Due to high prices, Italian chocolate and Ferrero products are limited to high income individuals and the aspiring middle class. In any of the capital’s cafes, a slice of Nutella or Ferrero Rocher cake costs around 350/400 rupie, the daily medium cost of living for a family of four in poor conditions.

Like other Made in Italy products, chocolate is a status symbol that is exhibited not only in holidays and home visits, but also online.

How does the web react to Italian chocolate?

This online “chocolate-mania” has Ferrero in third place on conversations.

Fig1

If we broaden the research on Italian chocolate and its main brands (Fig.2), from September 2015 to January 2016 in the Indian web, there were 8,261 posts, generating 133,587 interactions (comments, retweets, shares, likes, etc.) from 93,095 users, with an average density of 40 users involved in conversation and a 38% participation rate (38% of posts generated at least one answer, starting a conversation), index of desire to share and virtuousness of the subject.

 

FIg2
DIt is noticeable that over the total content, only 6 posts over 29 were in Hindi language, all the others were in English, the language of younger generations and rising social classes, who receive anglophone-related education.
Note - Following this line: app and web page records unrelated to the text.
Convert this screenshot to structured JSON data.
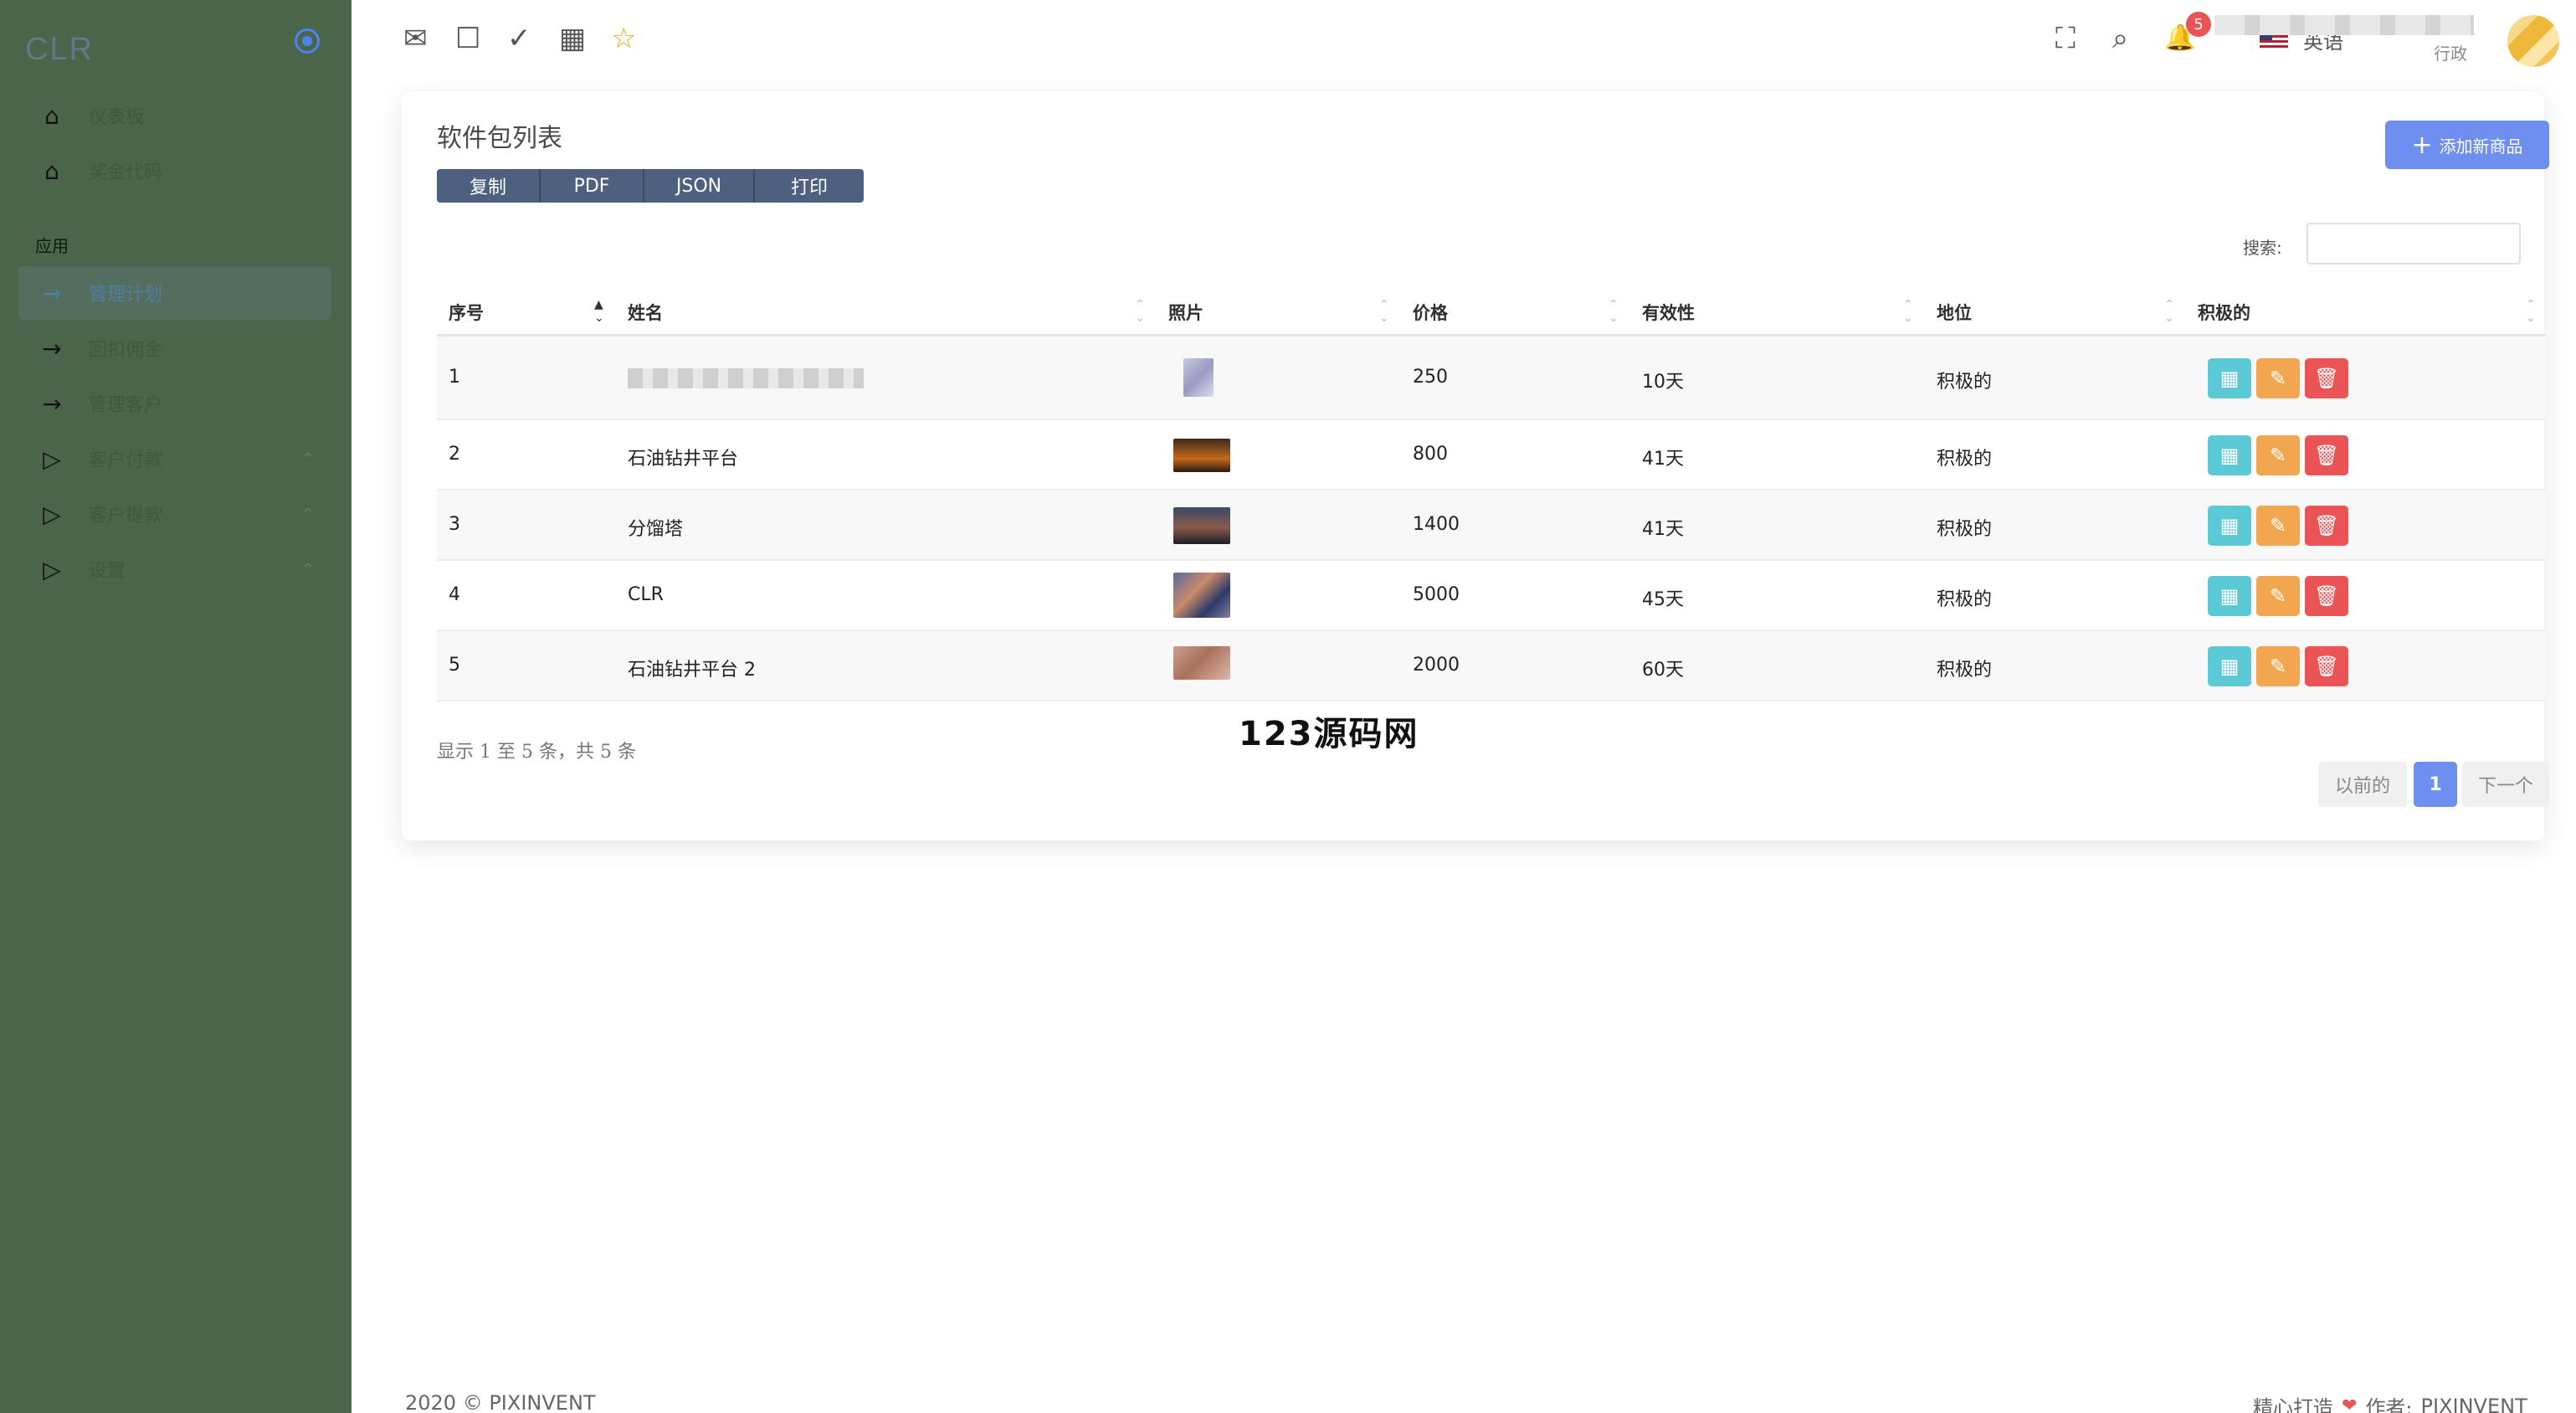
{
  "sidebar": {
    "brand": "CLR",
    "menu": [
      {
        "label": "仪表板",
        "icon": "⌂"
      },
      {
        "label": "奖金代码",
        "icon": "⌂"
      }
    ],
    "section_title": "应用",
    "apps": [
      {
        "label": "管理计划",
        "icon": "→",
        "active": true
      },
      {
        "label": "回扣佣金",
        "icon": "→"
      },
      {
        "label": "管理客户",
        "icon": "→"
      },
      {
        "label": "客户付款",
        "icon": "▷",
        "caret": "⌃"
      },
      {
        "label": "客户提款",
        "icon": "▷",
        "caret": "⌃"
      },
      {
        "label": "设置",
        "icon": "▷",
        "caret": "⌃"
      }
    ]
  },
  "topbar": {
    "icons": {
      "mail": "✉",
      "chat": "☐",
      "todo": "✓",
      "calendar": "▦",
      "star": "☆",
      "fullscreen": "⛶",
      "search": "⌕",
      "bell": "🔔"
    },
    "language": "英语",
    "notification_count": "5",
    "user_role": "行政"
  },
  "card": {
    "title": "软件包列表",
    "export_buttons": [
      "复制",
      "PDF",
      "JSON",
      "打印"
    ],
    "add_button": "添加新商品",
    "search_label": "搜索:",
    "columns": [
      "序号",
      "姓名",
      "照片",
      "价格",
      "有效性",
      "地位",
      "积极的"
    ],
    "rows": [
      {
        "id": "1",
        "name": "",
        "price": "250",
        "validity": "10天",
        "status": "积极的"
      },
      {
        "id": "2",
        "name": "石油钻井平台",
        "price": "800",
        "validity": "41天",
        "status": "积极的"
      },
      {
        "id": "3",
        "name": "分馏塔",
        "price": "1400",
        "validity": "41天",
        "status": "积极的"
      },
      {
        "id": "4",
        "name": "CLR",
        "price": "5000",
        "validity": "45天",
        "status": "积极的"
      },
      {
        "id": "5",
        "name": "石油钻井平台 2",
        "price": "2000",
        "validity": "60天",
        "status": "积极的"
      }
    ],
    "info": "显示 1 至 5 条，共 5 条",
    "watermark": "123源码网",
    "pagination": {
      "prev": "以前的",
      "current": "1",
      "next": "下一个"
    }
  },
  "footer": {
    "copyright": "2020 © PIXINVENT",
    "crafted": "精心打造",
    "heart": "❤",
    "author_label": "作者:",
    "author": "PIXINVENT"
  },
  "colors": {
    "sidebar": "#4b654b",
    "primary": "#6f8ff0",
    "info": "#5ccad6",
    "warning": "#f2a650",
    "danger": "#ea5455"
  }
}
Regarding Italian brands and products in India, the most important is Nutella Ferrero, with a great presence in Twitter and Instagram.

 

Fig3
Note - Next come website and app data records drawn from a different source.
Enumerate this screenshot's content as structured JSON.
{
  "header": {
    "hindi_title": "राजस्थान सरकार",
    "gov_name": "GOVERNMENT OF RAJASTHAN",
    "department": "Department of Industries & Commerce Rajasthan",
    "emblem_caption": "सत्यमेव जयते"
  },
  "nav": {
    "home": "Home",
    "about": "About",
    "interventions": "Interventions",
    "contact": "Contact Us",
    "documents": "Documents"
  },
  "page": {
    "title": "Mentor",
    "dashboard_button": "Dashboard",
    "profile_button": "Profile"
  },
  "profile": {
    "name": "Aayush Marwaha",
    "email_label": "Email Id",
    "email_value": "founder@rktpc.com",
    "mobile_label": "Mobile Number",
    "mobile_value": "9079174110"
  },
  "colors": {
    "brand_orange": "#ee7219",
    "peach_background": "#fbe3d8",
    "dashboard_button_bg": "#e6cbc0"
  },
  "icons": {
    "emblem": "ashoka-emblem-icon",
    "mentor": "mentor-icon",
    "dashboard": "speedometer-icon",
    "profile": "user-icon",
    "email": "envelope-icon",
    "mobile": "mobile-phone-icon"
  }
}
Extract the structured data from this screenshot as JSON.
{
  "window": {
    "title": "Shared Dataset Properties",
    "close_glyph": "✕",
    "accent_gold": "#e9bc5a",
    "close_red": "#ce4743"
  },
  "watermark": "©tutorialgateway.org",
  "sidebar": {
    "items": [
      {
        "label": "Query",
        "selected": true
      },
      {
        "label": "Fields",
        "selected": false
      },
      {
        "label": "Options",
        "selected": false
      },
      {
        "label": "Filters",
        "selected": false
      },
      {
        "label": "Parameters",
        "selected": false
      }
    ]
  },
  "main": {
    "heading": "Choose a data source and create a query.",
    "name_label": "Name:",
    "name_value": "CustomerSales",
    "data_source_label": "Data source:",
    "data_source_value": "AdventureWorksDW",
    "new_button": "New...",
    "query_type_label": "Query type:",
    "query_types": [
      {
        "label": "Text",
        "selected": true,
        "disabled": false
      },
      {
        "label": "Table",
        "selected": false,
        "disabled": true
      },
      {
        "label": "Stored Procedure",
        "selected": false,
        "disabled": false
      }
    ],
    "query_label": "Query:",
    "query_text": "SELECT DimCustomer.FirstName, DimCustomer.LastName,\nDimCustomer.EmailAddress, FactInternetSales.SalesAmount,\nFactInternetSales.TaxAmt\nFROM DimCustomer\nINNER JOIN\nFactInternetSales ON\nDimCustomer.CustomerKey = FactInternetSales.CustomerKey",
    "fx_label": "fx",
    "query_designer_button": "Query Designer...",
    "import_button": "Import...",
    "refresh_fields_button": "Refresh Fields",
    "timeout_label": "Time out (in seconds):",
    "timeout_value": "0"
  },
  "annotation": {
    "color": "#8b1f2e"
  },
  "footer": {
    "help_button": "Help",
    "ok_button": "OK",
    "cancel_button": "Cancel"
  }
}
(Fig.4). The ranking does not change, but the volume increases and the amount of shares and comments broadens towards Instagram and Facebook.
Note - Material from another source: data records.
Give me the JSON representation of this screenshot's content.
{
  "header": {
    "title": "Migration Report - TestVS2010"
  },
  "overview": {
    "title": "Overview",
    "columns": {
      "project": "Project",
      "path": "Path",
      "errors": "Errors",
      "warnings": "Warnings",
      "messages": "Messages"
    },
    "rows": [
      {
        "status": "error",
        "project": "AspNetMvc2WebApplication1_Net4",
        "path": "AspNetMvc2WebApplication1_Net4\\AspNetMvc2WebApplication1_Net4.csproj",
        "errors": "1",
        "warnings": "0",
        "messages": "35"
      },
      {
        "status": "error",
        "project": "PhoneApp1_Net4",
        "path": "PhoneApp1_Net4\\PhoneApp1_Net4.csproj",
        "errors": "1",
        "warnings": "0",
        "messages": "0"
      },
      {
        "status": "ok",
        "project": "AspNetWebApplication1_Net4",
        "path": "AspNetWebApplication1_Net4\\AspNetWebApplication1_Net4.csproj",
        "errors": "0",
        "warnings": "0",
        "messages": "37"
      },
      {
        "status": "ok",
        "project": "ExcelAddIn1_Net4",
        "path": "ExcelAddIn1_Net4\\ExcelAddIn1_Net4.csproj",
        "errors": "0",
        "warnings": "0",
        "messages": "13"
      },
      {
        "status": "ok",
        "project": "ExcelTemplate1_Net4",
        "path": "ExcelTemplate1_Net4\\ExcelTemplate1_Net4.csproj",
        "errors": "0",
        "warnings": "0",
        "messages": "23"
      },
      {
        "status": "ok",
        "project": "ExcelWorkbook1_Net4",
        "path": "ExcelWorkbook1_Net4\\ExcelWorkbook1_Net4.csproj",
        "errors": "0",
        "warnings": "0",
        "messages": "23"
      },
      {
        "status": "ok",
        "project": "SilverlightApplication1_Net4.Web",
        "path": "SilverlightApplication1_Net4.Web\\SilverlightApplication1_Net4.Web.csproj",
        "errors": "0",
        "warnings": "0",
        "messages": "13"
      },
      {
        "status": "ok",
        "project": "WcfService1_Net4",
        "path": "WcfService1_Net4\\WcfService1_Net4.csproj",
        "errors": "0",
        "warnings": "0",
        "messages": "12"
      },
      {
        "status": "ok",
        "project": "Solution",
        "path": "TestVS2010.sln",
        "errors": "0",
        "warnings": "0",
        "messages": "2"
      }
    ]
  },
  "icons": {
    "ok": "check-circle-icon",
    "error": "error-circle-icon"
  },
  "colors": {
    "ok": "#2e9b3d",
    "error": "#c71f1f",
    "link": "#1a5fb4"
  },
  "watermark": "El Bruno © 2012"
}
Fig4

Chocolate lovers choose Instagram

Adding up the posts and interactions, Instagram is the most used channel (Fig.5) to join a trend or show a status symbol. Indian users shoot, post and publish in real-time pictures of the desserts and sweets made with Italian chocolate, or talk about restaurants that offer products with Nutella or Ferrero Rocher. Less frequently, chocolate lovers use Facebook and Twitter to share images or recipes.

.Fig5

In India, woman between the ages of 25 and 34 are the ones who love chocolate the most.

Indian women love Italian chocolate and this is reflected online, 65.1% of female users post or interact with other users about the subject, compared with a 34.9% male user base. The most interesting range goes from 25-34 yo, followed by men and women ranging from 35-44 yo and youths from 18-24 yo.

Fig6

The online response is not disappointing, and opens intervention spaces for Italian companies in this sector, in terms of marketing, consumer care, brand loyalty, and consumer commitment. Chocolate lovers are ready to answer in one click.

Katiuscia Carnà

An analyst specializing in Indian language and culture, sociology, interculturalism and religions. After obtaining a degree in Languages and Oriental Society and receiving two Master’s degrees in Religions and Cultural Mediation and Sociology (Theory and Research), she won a PhD in Educational and Social Research. She is a Hindi language and Indian culture teacher, a translator and linguistic and cultural mediator, and a co-author of texts and interfaith courses. She has studied and carried out volunteer projects in Africa and India and conducted research on Indian and Punjabi Sikh cultures. Languages: Italian, English, Hindi Urdu, Bengali.